Lynne Roper, wild swimming blogger and inspirational advocate for outdoor swimming, has died at the young age of 55. Her friend and fellow Devon swimmer Sophie Pierce pays tribute.
How to sum up Lynne? When I first met her I was fascinated by her apparent contradictions. A former RAF servicewoman and Margaret Thatcher supporter, she was now a raving leftie (and she’d be very proud to be described as such). She’d gone to art school, but was now a paramedic. She had a particular interest in and love of witches; a witch dolly always hung from the rear view mirror in her beloved camper van.
I met her of course, through swimming. She’d turned to the water to help her recover from breast cancer, and a double mastectomy. A few years ago, when the outdoor swimming network was in its infancy, I met her through Facebook. We met with a few others in a windy car park in Torquay one December day, and set off to swim through a natural arch called London Bridge. Around the back of the arch we discovered a cave and swam in, where we got bounced up and down by the swell, narrowly avoiding banging our heads. We laughed hysterically and there was an immediate bond.
The waters of Devon ran through Lynne’s blood. She grew up swimming in both the Atlantic off the North coast and English Channel off the South, and she was passionate about Dartmoor and the rivers Tavy and Dart in particular. She lived in a former miner’s cottage on the Moor, which she decorated in her flamboyant style in her favourite colours of pink and blue, with a huge mermaid mosaic she’d made herself in the bathroom. (On her Air BnB listing she proudly said: “I don’t do grey or beige”).
After her double mastectomy, Lynne found that swimming in the rivers of Dartmoor and the seas of Devon gave her both physical and mental therapy – as I think it does for the vast majority of us. What was so special about her was her ability to translate that feeling into words and to communicate the joy, humour, frequent silliness, camaraderie and all-round life-enhancing qualities of swimming outdoors. She wrote a blog, Wild Woman Swimming https://wildwomanswimming.wordpress.com/ which detailed her many adventures sometimes hilariously, sometimes angrily, always thoughtfully and always articulately. She wrote beautifully, and with originality. I remember one write-up after a particularly exciting low tide swim, when we’d seen a range of marine wildlife including Devonshire cup corals, breadcrumb sponge, and a very rare variety of soft coral called dead men’s fingers which Lynne described as “the same shade of pink as Katie Price’s jodhpurs’. It was a spot-on description too – they were indeed a lurid shocking pink.
When she became ill with a brain tumour earlier this year, she turned to writing about both her personal situation and the wider context of the NHS, of which she was a passionate supporter. https://outofmybrains.org/ She christened her tumour Hunt after the Health Secretary, and was furious about what she saw as the ongoing cutbacks and the privatisation of the NHS by the back door. She also wrote movingly about facing her own death. Her blog is now being used to teach medical students.

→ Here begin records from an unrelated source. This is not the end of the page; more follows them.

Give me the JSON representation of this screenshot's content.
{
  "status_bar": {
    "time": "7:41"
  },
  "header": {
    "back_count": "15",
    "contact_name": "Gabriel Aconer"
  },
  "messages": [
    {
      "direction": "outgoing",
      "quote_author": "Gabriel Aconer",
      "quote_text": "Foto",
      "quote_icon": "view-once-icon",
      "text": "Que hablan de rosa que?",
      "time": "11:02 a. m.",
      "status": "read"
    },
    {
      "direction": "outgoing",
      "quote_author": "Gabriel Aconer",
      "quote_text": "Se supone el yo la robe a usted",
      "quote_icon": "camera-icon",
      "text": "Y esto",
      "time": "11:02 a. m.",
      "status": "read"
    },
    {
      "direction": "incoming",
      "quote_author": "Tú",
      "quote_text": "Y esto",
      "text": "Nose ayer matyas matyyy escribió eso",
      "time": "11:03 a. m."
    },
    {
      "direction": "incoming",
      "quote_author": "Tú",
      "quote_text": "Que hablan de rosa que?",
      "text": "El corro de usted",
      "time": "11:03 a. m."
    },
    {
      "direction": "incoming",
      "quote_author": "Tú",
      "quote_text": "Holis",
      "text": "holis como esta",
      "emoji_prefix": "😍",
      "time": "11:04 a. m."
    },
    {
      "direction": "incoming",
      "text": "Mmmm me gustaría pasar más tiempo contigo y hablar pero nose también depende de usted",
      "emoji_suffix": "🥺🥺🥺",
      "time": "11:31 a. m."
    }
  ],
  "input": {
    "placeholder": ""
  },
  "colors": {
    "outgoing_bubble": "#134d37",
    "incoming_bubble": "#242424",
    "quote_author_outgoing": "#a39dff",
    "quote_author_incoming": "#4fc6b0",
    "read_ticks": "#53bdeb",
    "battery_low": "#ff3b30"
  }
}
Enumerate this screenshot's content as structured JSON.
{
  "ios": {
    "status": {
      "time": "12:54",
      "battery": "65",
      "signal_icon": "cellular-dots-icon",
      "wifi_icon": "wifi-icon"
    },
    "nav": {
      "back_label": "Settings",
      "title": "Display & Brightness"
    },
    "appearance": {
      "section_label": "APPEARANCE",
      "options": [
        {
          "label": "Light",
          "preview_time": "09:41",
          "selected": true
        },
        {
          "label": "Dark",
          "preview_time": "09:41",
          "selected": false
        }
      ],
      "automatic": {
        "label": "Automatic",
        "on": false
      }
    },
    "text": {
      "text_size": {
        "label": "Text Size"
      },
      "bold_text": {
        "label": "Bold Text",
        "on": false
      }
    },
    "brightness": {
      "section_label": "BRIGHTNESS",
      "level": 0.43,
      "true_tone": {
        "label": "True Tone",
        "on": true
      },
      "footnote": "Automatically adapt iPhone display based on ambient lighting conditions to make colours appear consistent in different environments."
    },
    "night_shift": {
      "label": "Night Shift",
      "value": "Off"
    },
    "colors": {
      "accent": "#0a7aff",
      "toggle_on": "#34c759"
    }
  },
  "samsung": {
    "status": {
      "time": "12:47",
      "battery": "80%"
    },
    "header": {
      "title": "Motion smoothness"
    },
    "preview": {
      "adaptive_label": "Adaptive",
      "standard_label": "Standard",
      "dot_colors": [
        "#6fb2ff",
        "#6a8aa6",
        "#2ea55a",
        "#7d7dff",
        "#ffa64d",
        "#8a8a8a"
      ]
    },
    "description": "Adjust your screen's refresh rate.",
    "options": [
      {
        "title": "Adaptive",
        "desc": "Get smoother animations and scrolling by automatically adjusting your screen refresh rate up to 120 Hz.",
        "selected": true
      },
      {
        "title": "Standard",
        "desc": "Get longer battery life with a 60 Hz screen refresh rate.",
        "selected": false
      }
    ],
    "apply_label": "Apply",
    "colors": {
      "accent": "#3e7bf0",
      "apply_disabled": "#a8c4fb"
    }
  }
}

Lynne’s death has shocked our swimming community both here in Devon and wider afield. Locally we have lost a wonderful, witty friend, who made us laugh, led us on many adventures and was always keen to share her wonderful places. Lynne also touched people who never even met her, through her writing and blogging, and through several films and documentaries about wild swimming in which she appeared. One of the most moving tributes has been from a blogger in America who’s never even met her, but felt he knew her.
I have so many wonderful memories of swimming with Lynne. Sitting in a hot tub at Slapton Sands, after getting battered by huge rollers crashing onto the shingle shore. Several New Year’s dips followed by raucous warm-ups in the pub. Hikes over Dartmoor followed by plunges in cool rivers and playing in waterfalls. And one incredible dawn swim where we watched the sky gradually turn pink and then slipped into the shining sea.